Homeless people also have a longer wait to get into stable accommodation than in the past.
Hutt City Council has completed extensive research into homelessness in the city, and Councillors are about to start discussions on a strategic approach to homelessness and Council’s role in responding to the problem.
Council Principal Research and Policy Advisor John Pritchard says the research has, for the first time, shed light on a largely invisible and concerning side of Lower Hutt society.
The number of homeless people in the city at the time of the 2013 census was 913, a 41 per cent increase since the 2006 census. Measuring homelessness accurately is difficult and the 913 figure is likely to be understated. Of that number:
- Less than 5 per cent were without accommodation, including those sleeping rough or in vehicles
- 21 per cent were staying in temporary accommodation such as night shelters, women’s refuges, motels and boarding houses
- More than 73 per cent were staying in severely overcrowded private dwellings.
John says discussions with social service and government agencies, as well as available data, point to an increase in homelessness over the last two years.
Another barometer of urgent housing need is the number of emergency housing special needs grants, issued by the Ministry of Social Development, that pay for people to stay in emergency housing such as motels or hotels. The number of grants has increased for each successive quarter of this year. In the September quarter of this year, 600 grants were paid out compared to 348 in the same quarter of 2017. Forty-five percent of emergency accommodation funding spent in the Wellington Region was paid out to Lower Hutt households in the September quarter.

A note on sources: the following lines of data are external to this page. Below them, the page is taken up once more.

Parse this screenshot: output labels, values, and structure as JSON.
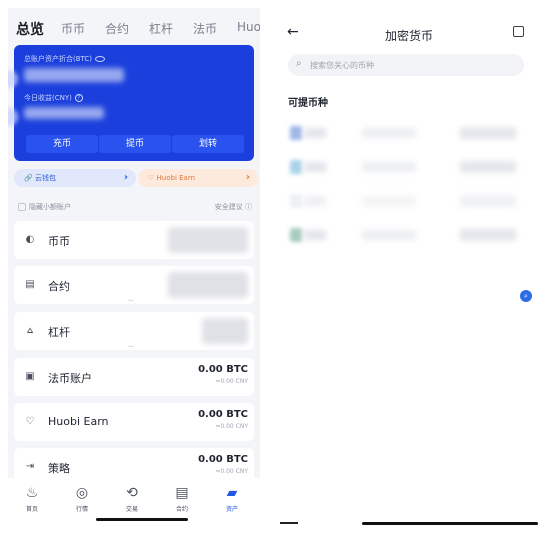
{
  "left": {
    "tabs": [
      "总览",
      "币币",
      "合约",
      "杠杆",
      "法币",
      "Huo"
    ],
    "card": {
      "total_label": "总账户资产折合(BTC)",
      "today_label": "今日收益(CNY)",
      "buttons": [
        "充币",
        "提币",
        "划转"
      ]
    },
    "pills": {
      "cloud": "云钱包",
      "earn": "Huobi Earn"
    },
    "hide_small": "隐藏小额账户",
    "safety": "安全建议",
    "accounts": [
      {
        "name": "币币",
        "amount": "",
        "sub": ""
      },
      {
        "name": "合约",
        "amount": "",
        "sub": ""
      },
      {
        "name": "杠杆",
        "amount": "",
        "sub": ""
      },
      {
        "name": "法币账户",
        "amount": "0.00 BTC",
        "sub": "≈0.00 CNY"
      },
      {
        "name": "Huobi Earn",
        "amount": "0.00 BTC",
        "sub": "≈0.00 CNY"
      },
      {
        "name": "策略",
        "amount": "0.00 BTC",
        "sub": "≈0.00 CNY"
      }
    ],
    "nav": [
      "首页",
      "行情",
      "交易",
      "合约",
      "资产"
    ]
  },
  "right": {
    "title": "加密货币",
    "search_placeholder": "搜索您关心的币种",
    "section": "可提币种"
  },
  "colors": {
    "accent": "#1a3fdc",
    "nav_active": "#2456e6",
    "earn": "#e1753a"
  }
}
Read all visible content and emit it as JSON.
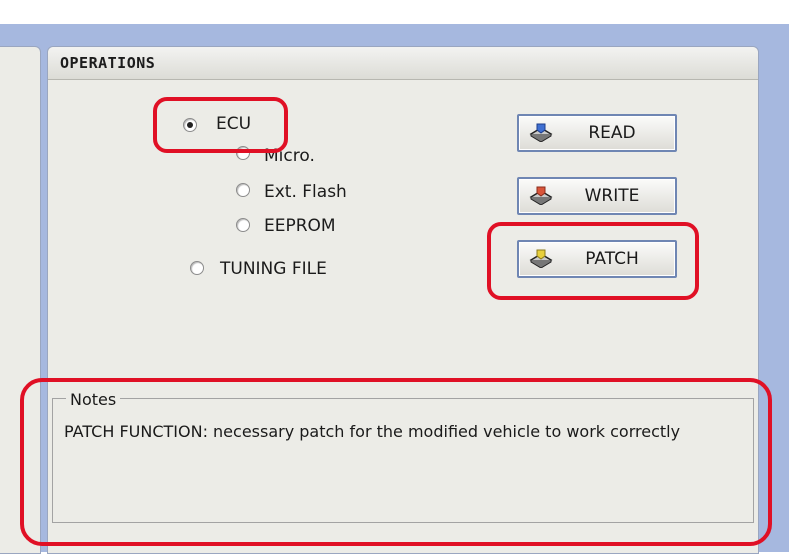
{
  "operations": {
    "title": "OPERATIONS",
    "options": {
      "ecu": "ECU",
      "micro": "Micro.",
      "ext_flash": "Ext. Flash",
      "eeprom": "EEPROM",
      "tuning_file": "TUNING FILE"
    },
    "selected_option": "ECU",
    "buttons": {
      "read": "READ",
      "write": "WRITE",
      "patch": "PATCH"
    }
  },
  "notes": {
    "label": "Notes",
    "text": "PATCH FUNCTION: necessary patch for the modified vehicle to work correctly"
  },
  "colors": {
    "highlight": "#e01025",
    "background": "#a6b8df",
    "panel": "#ecece7",
    "button_border": "#6f86b3"
  },
  "icons": {
    "read": "chip-read-icon",
    "write": "chip-write-icon",
    "patch": "chip-patch-icon"
  }
}
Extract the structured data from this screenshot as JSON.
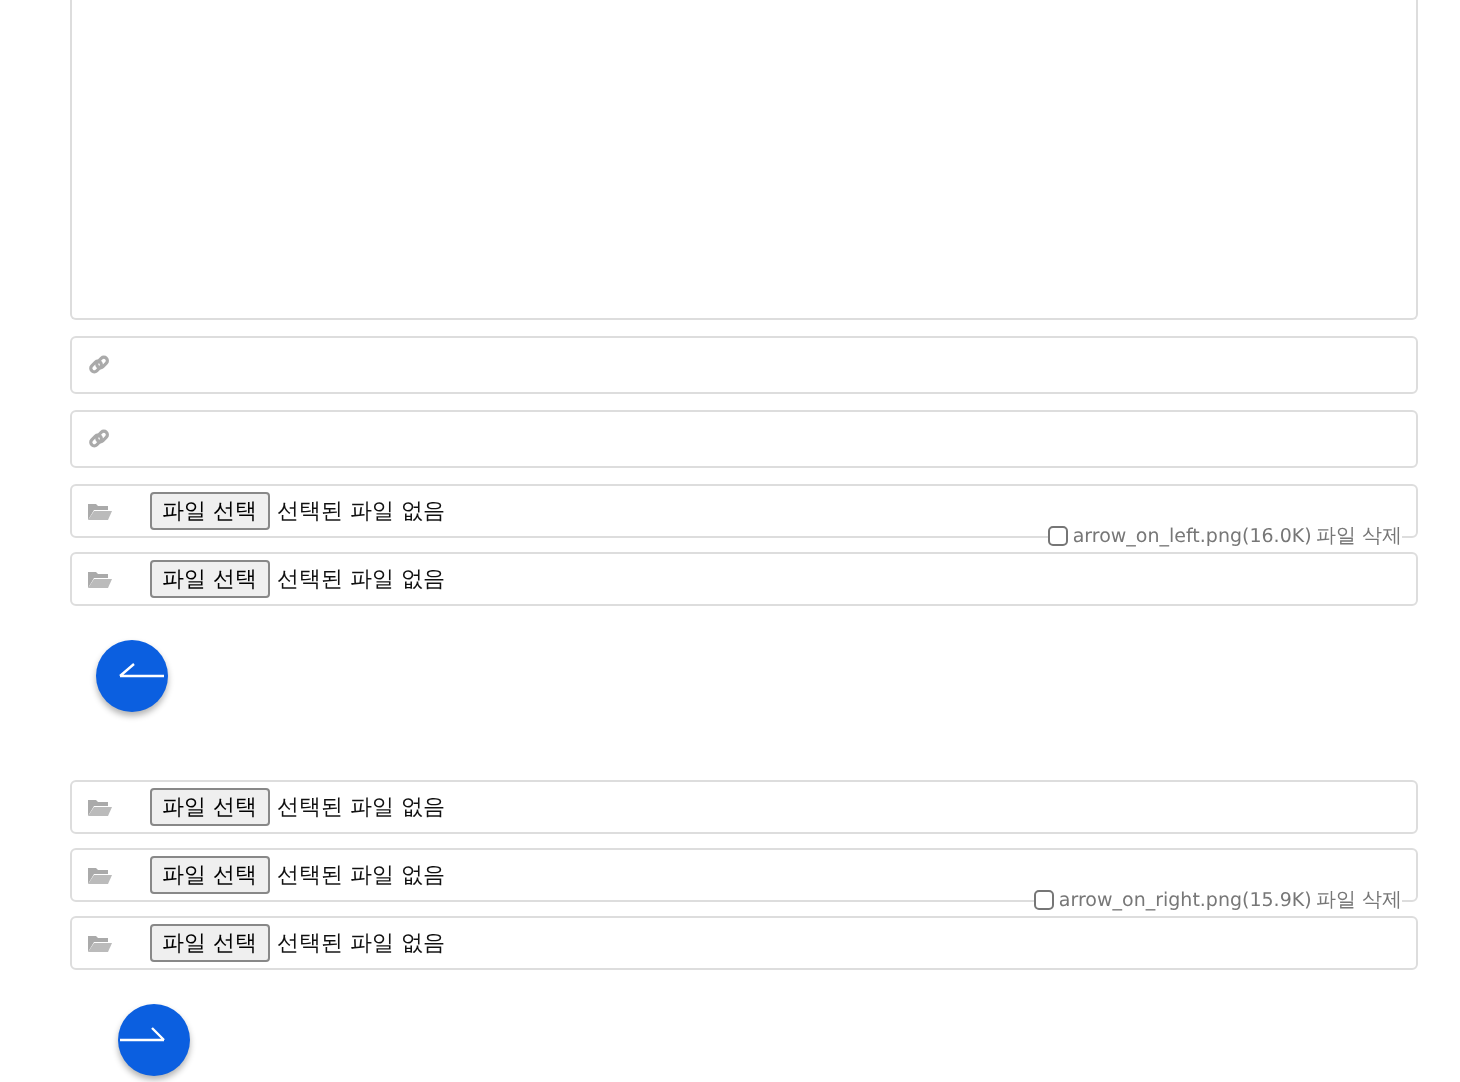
{
  "editor": {
    "kind": "textarea"
  },
  "link_fields": [
    {
      "kind": "link"
    },
    {
      "kind": "link"
    }
  ],
  "sections": [
    {
      "files": [
        {
          "button": "파일 선택",
          "status": "선택된 파일 없음",
          "delete": {
            "checked": false,
            "file": "arrow_on_left.png(16.0K)",
            "action": "파일 삭제"
          }
        },
        {
          "button": "파일 선택",
          "status": "선택된 파일 없음"
        }
      ],
      "preview": {
        "kind": "left"
      }
    },
    {
      "files": [
        {
          "button": "파일 선택",
          "status": "선택된 파일 없음"
        },
        {
          "button": "파일 선택",
          "status": "선택된 파일 없음",
          "delete": {
            "checked": false,
            "file": "arrow_on_right.png(15.9K)",
            "action": "파일 삭제"
          }
        },
        {
          "button": "파일 선택",
          "status": "선택된 파일 없음"
        }
      ],
      "preview": {
        "kind": "right"
      }
    }
  ]
}
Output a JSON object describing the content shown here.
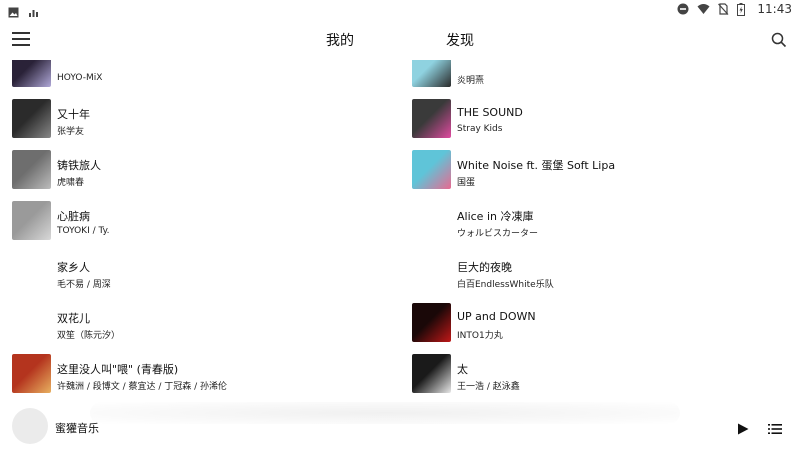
{
  "status_bar": {
    "time": "11:43",
    "left_icons": [
      "image-icon",
      "signal-bars-icon"
    ],
    "right_icons": [
      "do-not-disturb-icon",
      "wifi-icon",
      "no-sim-icon",
      "battery-icon"
    ]
  },
  "header": {
    "tabs": [
      {
        "label": "我的",
        "selected": true
      },
      {
        "label": "发现",
        "selected": false
      }
    ],
    "menu_icon": "menu-icon",
    "search_icon": "search-icon"
  },
  "songs_left": [
    {
      "title": "",
      "artist": "HOYO-MiX",
      "cover": "#2a2238",
      "cover2": "#b0a8d8"
    },
    {
      "title": "又十年",
      "artist": "张学友",
      "cover": "#2b2b2b",
      "cover2": "#888888"
    },
    {
      "title": "铸铁旅人",
      "artist": "虎啸春",
      "cover": "#6e6e6e",
      "cover2": "#bdbdbd"
    },
    {
      "title": "心脏病",
      "artist": "TOYOKI / Ty.",
      "cover": "#9a9a9a",
      "cover2": "#d8d8d8"
    },
    {
      "title": "家乡人",
      "artist": "毛不易 / 周深",
      "cover": null,
      "cover2": null
    },
    {
      "title": "双花儿",
      "artist": "双笙（陈元汐）",
      "cover": null,
      "cover2": null
    },
    {
      "title": "这里没人叫\"喂\" (青春版)",
      "artist": "许魏洲 / 段博文 / 蔡宜达 / 丁冠森 / 孙浠伦",
      "cover": "#b4341e",
      "cover2": "#e8b060"
    }
  ],
  "songs_right": [
    {
      "title": "",
      "artist": "炎明熹",
      "cover": "#8fd2e0",
      "cover2": "#2a2a2a"
    },
    {
      "title": "THE SOUND",
      "artist": "Stray Kids",
      "cover": "#3a3a3a",
      "cover2": "#e04aa0"
    },
    {
      "title": "White Noise ft. 蛋堡 Soft Lipa",
      "artist": "国蛋",
      "cover": "#5fc4d8",
      "cover2": "#e86a90"
    },
    {
      "title": "Alice in 冷凍庫",
      "artist": "ウォルビスカーター",
      "cover": null,
      "cover2": null
    },
    {
      "title": "巨大的夜晚",
      "artist": "白百EndlessWhite乐队",
      "cover": null,
      "cover2": null
    },
    {
      "title": "UP and DOWN",
      "artist": "INTO1力丸",
      "cover": "#1a0808",
      "cover2": "#c01818"
    },
    {
      "title": "太",
      "artist": "王一浩 / 赵泳鑫",
      "cover": "#1a1a1a",
      "cover2": "#e8e8e8"
    }
  ],
  "player": {
    "title": "蜜獾音乐",
    "play_icon": "play-icon",
    "queue_icon": "queue-list-icon"
  }
}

The main reason behind homelessness is the restricted housing supply and its impact on affordability. The cost of private rentals in the northern and eastern wards jumped 23 per cent in the last three years and 18 per cent in Wainuiomata. Compounding the problem has been an inadequate supply of social housing, illustrated by an 85 per cent increase in the public housing waiting list between June 2017 and June 2018.
“What’s also evident is homelessness can happen to almost anyone without a very healthy bank balance, and that the common stereotypes of homeless people are simply wrong,” John says.
“Redundancy or reduced income, failing health, family breakdown, domestic violence – these common life events can be enough to pitch families and individuals into a housing crisis that is becoming harder to escape. If you’re on a low income, you’re so much more vulnerable.”
Homelessness is defined as people not having safe and secure housing, and this includes living in temporary, unsafe or overcrowded accommodation.
The popular image of homelessness is people living on the streets or in vehicles, but the largest category of homeless people in New Zealand is single parents with children, usually moving from one severely overcrowded dwelling to another, according to a University of Otago study of the most recent census results.
The Otago study also found more than half of homeless adults were in work.
Hutt City Council has researched the extent of homelessness in Lower Hutt and the services available to homeless people and families. In the coming weeks, Council will discuss a strategic approach to homelessness in Lower Hutt, and Council’s role in responding to the problem. To find out more go to huttcity.govt.nz/homelessness.